- _Problem requirements_
Please give the data again in full, exactly as provided.

╭─ Source records

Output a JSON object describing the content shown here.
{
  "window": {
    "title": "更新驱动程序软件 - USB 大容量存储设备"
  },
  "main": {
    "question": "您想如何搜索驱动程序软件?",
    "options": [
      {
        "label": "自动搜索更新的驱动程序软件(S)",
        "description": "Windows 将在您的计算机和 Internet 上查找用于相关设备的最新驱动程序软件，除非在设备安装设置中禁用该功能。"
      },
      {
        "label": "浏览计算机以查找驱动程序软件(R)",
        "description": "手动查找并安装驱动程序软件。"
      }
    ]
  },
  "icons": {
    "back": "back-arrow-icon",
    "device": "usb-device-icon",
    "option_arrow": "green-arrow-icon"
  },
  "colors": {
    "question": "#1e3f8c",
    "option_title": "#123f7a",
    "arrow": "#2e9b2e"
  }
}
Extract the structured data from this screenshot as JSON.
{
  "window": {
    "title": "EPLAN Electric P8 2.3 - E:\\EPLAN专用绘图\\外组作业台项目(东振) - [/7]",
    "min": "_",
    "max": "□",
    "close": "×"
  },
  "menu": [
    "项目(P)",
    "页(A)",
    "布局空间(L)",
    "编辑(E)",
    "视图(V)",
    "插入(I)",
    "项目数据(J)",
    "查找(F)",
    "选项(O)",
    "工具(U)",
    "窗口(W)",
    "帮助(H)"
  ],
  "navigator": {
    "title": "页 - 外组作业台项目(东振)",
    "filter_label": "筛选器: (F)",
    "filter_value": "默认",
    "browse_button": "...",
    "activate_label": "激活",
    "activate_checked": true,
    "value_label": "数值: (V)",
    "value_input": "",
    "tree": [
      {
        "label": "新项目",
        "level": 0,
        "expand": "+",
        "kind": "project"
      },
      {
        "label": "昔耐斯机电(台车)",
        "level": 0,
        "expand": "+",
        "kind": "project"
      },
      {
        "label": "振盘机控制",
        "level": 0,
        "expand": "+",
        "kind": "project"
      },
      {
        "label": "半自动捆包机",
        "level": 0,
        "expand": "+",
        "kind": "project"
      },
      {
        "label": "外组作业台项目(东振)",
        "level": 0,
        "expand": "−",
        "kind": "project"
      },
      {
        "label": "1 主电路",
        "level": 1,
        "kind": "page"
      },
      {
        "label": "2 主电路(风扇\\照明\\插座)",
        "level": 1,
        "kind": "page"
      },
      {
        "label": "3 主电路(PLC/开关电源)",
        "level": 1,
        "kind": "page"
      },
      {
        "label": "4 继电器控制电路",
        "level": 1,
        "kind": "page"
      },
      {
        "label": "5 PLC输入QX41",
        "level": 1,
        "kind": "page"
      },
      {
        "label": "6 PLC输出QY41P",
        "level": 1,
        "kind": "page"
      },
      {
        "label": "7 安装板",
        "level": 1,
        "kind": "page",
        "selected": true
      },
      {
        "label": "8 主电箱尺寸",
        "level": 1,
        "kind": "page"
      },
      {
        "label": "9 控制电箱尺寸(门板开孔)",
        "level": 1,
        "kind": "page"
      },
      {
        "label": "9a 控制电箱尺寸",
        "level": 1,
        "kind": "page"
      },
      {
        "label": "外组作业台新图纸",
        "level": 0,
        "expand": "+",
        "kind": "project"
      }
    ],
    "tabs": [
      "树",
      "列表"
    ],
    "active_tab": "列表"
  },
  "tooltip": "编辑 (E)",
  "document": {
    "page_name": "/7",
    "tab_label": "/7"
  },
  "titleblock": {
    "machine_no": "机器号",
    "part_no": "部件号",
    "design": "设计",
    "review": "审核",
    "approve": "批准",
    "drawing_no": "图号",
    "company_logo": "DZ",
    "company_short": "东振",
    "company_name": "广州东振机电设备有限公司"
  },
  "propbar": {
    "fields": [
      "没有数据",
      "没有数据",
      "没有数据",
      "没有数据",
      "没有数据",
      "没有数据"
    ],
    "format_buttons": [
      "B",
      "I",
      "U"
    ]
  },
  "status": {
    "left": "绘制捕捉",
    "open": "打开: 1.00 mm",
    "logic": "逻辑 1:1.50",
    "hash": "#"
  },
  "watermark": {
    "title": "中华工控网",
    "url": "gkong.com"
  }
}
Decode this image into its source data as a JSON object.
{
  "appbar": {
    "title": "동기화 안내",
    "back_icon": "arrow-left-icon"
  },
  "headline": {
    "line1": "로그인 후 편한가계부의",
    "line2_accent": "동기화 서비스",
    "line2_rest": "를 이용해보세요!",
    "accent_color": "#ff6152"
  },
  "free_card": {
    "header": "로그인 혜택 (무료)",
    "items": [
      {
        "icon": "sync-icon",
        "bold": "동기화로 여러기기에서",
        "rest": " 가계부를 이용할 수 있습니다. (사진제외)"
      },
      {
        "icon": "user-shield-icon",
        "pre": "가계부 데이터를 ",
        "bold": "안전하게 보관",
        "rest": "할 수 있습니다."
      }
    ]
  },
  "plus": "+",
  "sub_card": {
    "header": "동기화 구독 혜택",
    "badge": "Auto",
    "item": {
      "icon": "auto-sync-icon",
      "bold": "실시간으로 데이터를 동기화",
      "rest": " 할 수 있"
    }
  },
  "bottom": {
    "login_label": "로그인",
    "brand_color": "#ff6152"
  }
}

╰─

- _Result_
Output a JSON object describing the content shown here.
{
  "window": {
    "title": "更新驱动程序软件 - USB 大容量存储设备"
  },
  "main": {
    "question": "您想如何搜索驱动程序软件?",
    "options": [
      {
        "label": "自动搜索更新的驱动程序软件(S)",
        "description": "Windows 将在您的计算机和 Internet 上查找用于相关设备的最新驱动程序软件，除非在设备安装设置中禁用该功能。"
      },
      {
        "label": "浏览计算机以查找驱动程序软件(R)",
        "description": "手动查找并安装驱动程序软件。"
      }
    ]
  },
  "icons": {
    "back": "back-arrow-icon",
    "device": "usb-device-icon",
    "option_arrow": "green-arrow-icon"
  },
  "colors": {
    "question": "#1e3f8c",
    "option_title": "#123f7a",
    "arrow": "#2e9b2e"
  }
}
Extract the structured data from this screenshot as JSON.
{
  "window": {
    "title": "EPLAN Electric P8 2.3 - E:\\EPLAN专用绘图\\外组作业台项目(东振) - [/7]",
    "min": "_",
    "max": "□",
    "close": "×"
  },
  "menu": [
    "项目(P)",
    "页(A)",
    "布局空间(L)",
    "编辑(E)",
    "视图(V)",
    "插入(I)",
    "项目数据(J)",
    "查找(F)",
    "选项(O)",
    "工具(U)",
    "窗口(W)",
    "帮助(H)"
  ],
  "navigator": {
    "title": "页 - 外组作业台项目(东振)",
    "filter_label": "筛选器: (F)",
    "filter_value": "默认",
    "browse_button": "...",
    "activate_label": "激活",
    "activate_checked": true,
    "value_label": "数值: (V)",
    "value_input": "",
    "tree": [
      {
        "label": "新项目",
        "level": 0,
        "expand": "+",
        "kind": "project"
      },
      {
        "label": "昔耐斯机电(台车)",
        "level": 0,
        "expand": "+",
        "kind": "project"
      },
      {
        "label": "振盘机控制",
        "level": 0,
        "expand": "+",
        "kind": "project"
      },
      {
        "label": "半自动捆包机",
        "level": 0,
        "expand": "+",
        "kind": "project"
      },
      {
        "label": "外组作业台项目(东振)",
        "level": 0,
        "expand": "−",
        "kind": "project"
      },
      {
        "label": "1 主电路",
        "level": 1,
        "kind": "page"
      },
      {
        "label": "2 主电路(风扇\\照明\\插座)",
        "level": 1,
        "kind": "page"
      },
      {
        "label": "3 主电路(PLC/开关电源)",
        "level": 1,
        "kind": "page"
      },
      {
        "label": "4 继电器控制电路",
        "level": 1,
        "kind": "page"
      },
      {
        "label": "5 PLC输入QX41",
        "level": 1,
        "kind": "page"
      },
      {
        "label": "6 PLC输出QY41P",
        "level": 1,
        "kind": "page"
      },
      {
        "label": "7 安装板",
        "level": 1,
        "kind": "page",
        "selected": true
      },
      {
        "label": "8 主电箱尺寸",
        "level": 1,
        "kind": "page"
      },
      {
        "label": "9 控制电箱尺寸(门板开孔)",
        "level": 1,
        "kind": "page"
      },
      {
        "label": "9a 控制电箱尺寸",
        "level": 1,
        "kind": "page"
      },
      {
        "label": "外组作业台新图纸",
        "level": 0,
        "expand": "+",
        "kind": "project"
      }
    ],
    "tabs": [
      "树",
      "列表"
    ],
    "active_tab": "列表"
  },
  "tooltip": "编辑 (E)",
  "document": {
    "page_name": "/7",
    "tab_label": "/7"
  },
  "titleblock": {
    "machine_no": "机器号",
    "part_no": "部件号",
    "design": "设计",
    "review": "审核",
    "approve": "批准",
    "drawing_no": "图号",
    "company_logo": "DZ",
    "company_short": "东振",
    "company_name": "广州东振机电设备有限公司"
  },
  "propbar": {
    "fields": [
      "没有数据",
      "没有数据",
      "没有数据",
      "没有数据",
      "没有数据",
      "没有数据"
    ],
    "format_buttons": [
      "B",
      "I",
      "U"
    ]
  },
  "status": {
    "left": "绘制捕捉",
    "open": "打开: 1.00 mm",
    "logic": "逻辑 1:1.50",
    "hash": "#"
  },
  "watermark": {
    "title": "中华工控网",
    "url": "gkong.com"
  }
}
Decode this image into its source data as a JSON object.
{
  "appbar": {
    "title": "동기화 안내",
    "back_icon": "arrow-left-icon"
  },
  "headline": {
    "line1": "로그인 후 편한가계부의",
    "line2_accent": "동기화 서비스",
    "line2_rest": "를 이용해보세요!",
    "accent_color": "#ff6152"
  },
  "free_card": {
    "header": "로그인 혜택 (무료)",
    "items": [
      {
        "icon": "sync-icon",
        "bold": "동기화로 여러기기에서",
        "rest": " 가계부를 이용할 수 있습니다. (사진제외)"
      },
      {
        "icon": "user-shield-icon",
        "pre": "가계부 데이터를 ",
        "bold": "안전하게 보관",
        "rest": "할 수 있습니다."
      }
    ]
  },
  "plus": "+",
  "sub_card": {
    "header": "동기화 구독 혜택",
    "badge": "Auto",
    "item": {
      "icon": "auto-sync-icon",
      "bold": "실시간으로 데이터를 동기화",
      "rest": " 할 수 있"
    }
  },
  "bottom": {
    "login_label": "로그인",
    "brand_color": "#ff6152"
  }
}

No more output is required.